DATA TO USE:
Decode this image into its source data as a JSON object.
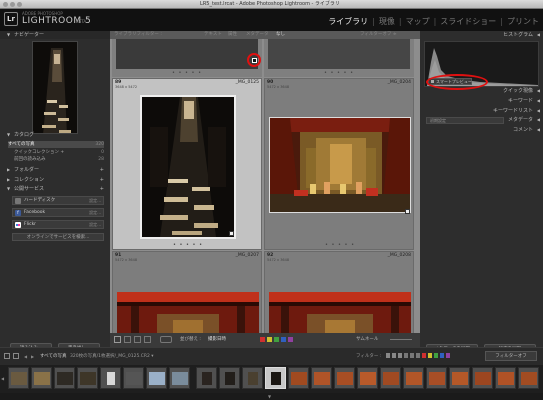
{
  "window": {
    "title": "LR5_test.lrcat - Adobe Photoshop Lightroom - ライブラリ"
  },
  "identity": {
    "vendor": "ADOBE PHOTOSHOP",
    "product": "LIGHTROOM 5",
    "edition": "BETA",
    "logo": "Lr"
  },
  "modules": {
    "items": [
      "ライブラリ",
      "現像",
      "マップ",
      "スライドショー",
      "プリント"
    ],
    "active": "ライブラリ"
  },
  "left_panel": {
    "navigator": {
      "title": "ナビゲーター",
      "zoom_labels": [
        "全体",
        "画面",
        "1:1",
        "3:1"
      ]
    },
    "catalog": {
      "title": "カタログ",
      "items": [
        {
          "label": "すべての写真",
          "count": "320"
        },
        {
          "label": "クイックコレクション +",
          "count": "0"
        },
        {
          "label": "前回の読み込み",
          "count": "28"
        }
      ]
    },
    "folders": {
      "title": "フォルダー"
    },
    "collections": {
      "title": "コレクション"
    },
    "publish": {
      "title": "公開サービス",
      "services": [
        {
          "label": "ハードディスク",
          "status": "設定..."
        },
        {
          "label": "Facebook",
          "status": "設定..."
        },
        {
          "label": "Flickr",
          "status": "設定..."
        }
      ],
      "find_more": "オンラインでサービスを検索..."
    },
    "import_button": "読み込み...",
    "export_button": "書き出し..."
  },
  "filter_bar": {
    "label": "ライブラリフィルター :",
    "options": [
      "テキスト",
      "属性",
      "メタデータ",
      "なし"
    ],
    "preset": "フィルターオフ ≑"
  },
  "grid": {
    "cells": [
      {
        "num": "89",
        "file": "_MG_0125",
        "dims": "3648 x 5472",
        "selected": true
      },
      {
        "num": "90",
        "file": "_MG_0204",
        "dims": "5472 x 3648",
        "selected": false
      },
      {
        "num": "91",
        "file": "_MG_0207",
        "dims": "5472 x 3648",
        "selected": false
      },
      {
        "num": "92",
        "file": "_MG_0208",
        "dims": "5472 x 3648",
        "selected": false
      }
    ]
  },
  "toolbar": {
    "sort_label": "並び替え :",
    "sort_value": "撮影日時",
    "thumbnail_label": "サムネール"
  },
  "right_panel": {
    "histogram": {
      "title": "ヒストグラム"
    },
    "smart_preview": {
      "label": "スマートプレビュー"
    },
    "sections": [
      {
        "title": "クイック現像"
      },
      {
        "title": "キーワード"
      },
      {
        "title": "キーワードリスト"
      },
      {
        "title": "メタデータ"
      },
      {
        "title": "コメント"
      }
    ],
    "preset_label": "初期設定",
    "sync_metadata": "メタデータを同期",
    "sync_settings": "設定を同期"
  },
  "filmstrip_header": {
    "source": "すべての写真",
    "info": "320枚の写真/1枚選択/_MG_0125.CR2 ▾",
    "filter_label": "フィルター :",
    "filter_value": "フィルターオフ"
  },
  "annotation": {
    "color": "#e01010"
  }
}
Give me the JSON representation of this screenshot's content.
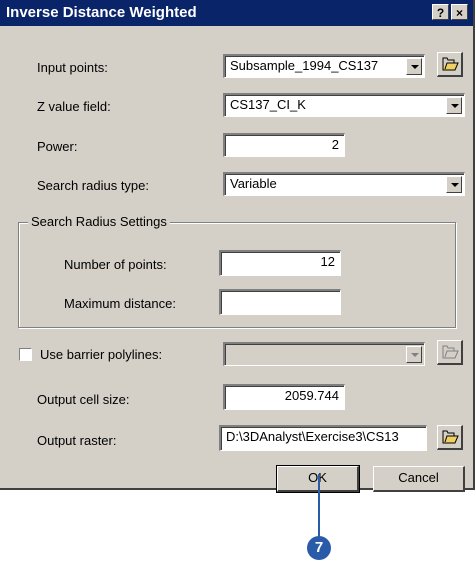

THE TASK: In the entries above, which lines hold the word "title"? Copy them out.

ANSWER TO THE EXERCISE:
    "title": "LR5_test.lrcat - Adobe Photoshop Lightroom - ライブラリ"
      "title": "ナビゲーター",
      "title": "カタログ",
      "title": "フォルダー"
      "title": "コレクション"
      "title": "公開サービス",
      "title": "ヒストグラム"
        "title": "クイック現像"
        "title": "キーワード"
        "title": "キーワードリスト"
        "title": "メタデータ"
        "title": "コメント"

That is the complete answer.